Indonesia has enjoyed steady economic growth and significant socio-economic progress in the last few years. With agriculture, forestry and fishing contributing 11.4% to GDP, this development is heavily dependent on natural resources. The Government of Indonesia is increasingly aware of the contribution of natural capital and has pledged to deliver on the country’s Nationally Determined Contribution (NDC), achieve the Sustainable Development Goals (SDGs), and green Indonesia’s growth trajectory.
In 2017, The Ministry of National Development Planning (BAPPENAS), in cooperation with the World Bank and several development partners introduced the Low Carbon Development Initiative for Indonesia (LCDI) to explicitly incorporate GHG emissions reduction targets into the country’s National Medium-Term Development Plan (RPJMN) 2020-2025, along with other interventions for preserving and restoring natural resources.
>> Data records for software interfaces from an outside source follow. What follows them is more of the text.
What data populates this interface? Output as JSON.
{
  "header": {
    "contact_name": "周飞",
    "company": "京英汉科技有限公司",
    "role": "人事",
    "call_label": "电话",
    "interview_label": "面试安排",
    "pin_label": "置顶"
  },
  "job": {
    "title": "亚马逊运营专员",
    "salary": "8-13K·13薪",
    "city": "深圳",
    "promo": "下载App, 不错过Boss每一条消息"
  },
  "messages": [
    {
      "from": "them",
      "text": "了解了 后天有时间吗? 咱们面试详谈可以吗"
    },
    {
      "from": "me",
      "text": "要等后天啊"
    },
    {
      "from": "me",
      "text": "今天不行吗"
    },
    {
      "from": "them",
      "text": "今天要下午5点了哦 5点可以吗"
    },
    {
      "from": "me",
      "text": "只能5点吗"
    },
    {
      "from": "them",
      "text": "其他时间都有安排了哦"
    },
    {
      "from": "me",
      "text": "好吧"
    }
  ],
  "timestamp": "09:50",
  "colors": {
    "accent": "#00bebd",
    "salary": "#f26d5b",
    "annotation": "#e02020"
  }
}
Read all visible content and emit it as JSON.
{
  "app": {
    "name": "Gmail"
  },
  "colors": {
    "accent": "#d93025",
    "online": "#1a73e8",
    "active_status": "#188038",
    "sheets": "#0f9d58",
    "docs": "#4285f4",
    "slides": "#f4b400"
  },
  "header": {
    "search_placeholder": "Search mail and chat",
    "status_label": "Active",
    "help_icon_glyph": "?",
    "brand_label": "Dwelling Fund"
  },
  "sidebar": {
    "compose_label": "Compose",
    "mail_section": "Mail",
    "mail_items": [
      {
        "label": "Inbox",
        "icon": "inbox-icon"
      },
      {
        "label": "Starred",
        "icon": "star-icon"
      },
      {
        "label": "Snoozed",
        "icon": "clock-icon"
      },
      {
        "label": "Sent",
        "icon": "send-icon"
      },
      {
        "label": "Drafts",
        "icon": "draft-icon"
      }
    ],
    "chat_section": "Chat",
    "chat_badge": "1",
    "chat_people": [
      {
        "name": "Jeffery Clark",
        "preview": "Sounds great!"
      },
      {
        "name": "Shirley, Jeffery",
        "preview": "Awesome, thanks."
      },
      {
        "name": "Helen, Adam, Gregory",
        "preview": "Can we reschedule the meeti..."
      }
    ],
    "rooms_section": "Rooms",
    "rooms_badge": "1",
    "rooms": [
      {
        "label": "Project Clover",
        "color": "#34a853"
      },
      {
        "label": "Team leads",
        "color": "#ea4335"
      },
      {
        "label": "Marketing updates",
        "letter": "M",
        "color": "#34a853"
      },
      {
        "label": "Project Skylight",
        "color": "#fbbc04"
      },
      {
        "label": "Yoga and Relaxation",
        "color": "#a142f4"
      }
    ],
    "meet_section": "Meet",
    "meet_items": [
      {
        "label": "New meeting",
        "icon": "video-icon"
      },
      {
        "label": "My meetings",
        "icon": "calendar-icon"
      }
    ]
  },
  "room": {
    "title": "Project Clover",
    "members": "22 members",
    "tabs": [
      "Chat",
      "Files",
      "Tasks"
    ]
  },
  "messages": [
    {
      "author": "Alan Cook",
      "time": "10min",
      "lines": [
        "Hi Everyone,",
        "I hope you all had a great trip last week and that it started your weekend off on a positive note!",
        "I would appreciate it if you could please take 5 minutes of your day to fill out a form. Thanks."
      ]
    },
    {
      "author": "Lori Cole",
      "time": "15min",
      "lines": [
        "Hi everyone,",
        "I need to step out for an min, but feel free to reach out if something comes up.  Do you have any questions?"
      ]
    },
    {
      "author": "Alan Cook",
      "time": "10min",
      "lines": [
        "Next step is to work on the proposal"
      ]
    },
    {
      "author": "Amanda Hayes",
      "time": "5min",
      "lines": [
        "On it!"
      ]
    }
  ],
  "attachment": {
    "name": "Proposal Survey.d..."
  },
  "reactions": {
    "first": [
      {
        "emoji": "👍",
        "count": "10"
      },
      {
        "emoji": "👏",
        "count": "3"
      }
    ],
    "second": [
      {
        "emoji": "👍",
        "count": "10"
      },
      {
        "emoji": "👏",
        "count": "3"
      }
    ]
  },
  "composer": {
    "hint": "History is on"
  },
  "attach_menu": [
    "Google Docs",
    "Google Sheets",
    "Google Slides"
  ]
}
As the new platform for Indonesia’s development, LCDI allowed the government to understand ways to maintain economic growth while minimizing exploitation of natural resources and keeping the emissions low. The LCDI helps the policy-makers prioritize development policy interventions that reduce emissions or build climate resilience. One of the key findings of the LCDI report is that a low carbon growth path can deliver an average GDP growth rate of 6% annually until 2045. By sustainably using natural resources, and by reducing its carbon and energy intensity, Indonesia’s total GHG emissions can fall by nearly 43% by 2030 (see graph below).
Technical assistance provided by WAVES provided System of Environmental Economic Accounting (SEEA) compliant data that could be used for systems dynamic modelling vital to LCDI. Data from natural capital accounts on land cover and extent accounts, as well as peatland accounts proved to be useful in running the models that informed LCDI. The models analyzed the carrying capacity of the natural systems under different growth scenarios and showed how growth could be constrained by the limits of natural capital to provide ecosystem services. This represents one of the main contributions of WAVES to Indonesia’s policy making, as this work underpins decisions that will be made in the next five-year policy cycle.
This point was emphasized by Dr. Ir. Arifin Rudiyanto, the Deputy Minister for Maritime Affairs and Natural Resources of BAPPENAS at the closing event of the WAVES Program attended by over 150 key high-level officials from various government agencies, academicians, NGO/CSOs, private sectors and media on Friday, July 26, 2019,
“The WAVES program has supported us in mainstreaming natural capital accounting into our development planning. The innovative approaches and solutions employed by this program enabled us to integrate natural capital accounting into our low-carbon development planning and brings us closer to our Sustainable Development Goals.”
The next phase of WAVES work in Indonesia will be in line with the new thinking that the Global Program for Sustainability (GPS), successor of WAVES program, has brought to the table. The program will be working on economy-wide options for improved land use planning for protection of peat, and coastal resources including mangroves. "The next phase of work will help support implementation of key policies engrained in the Medium-term Development Plan by assessing the merits of alternative options for managing natural capital by looking not only at monetary gains from increasing output, but by considering the effects of a cleaner environment on human well-being.’’ explained Raffaello Cervigni, Program Coordinator for WAVES and GPS.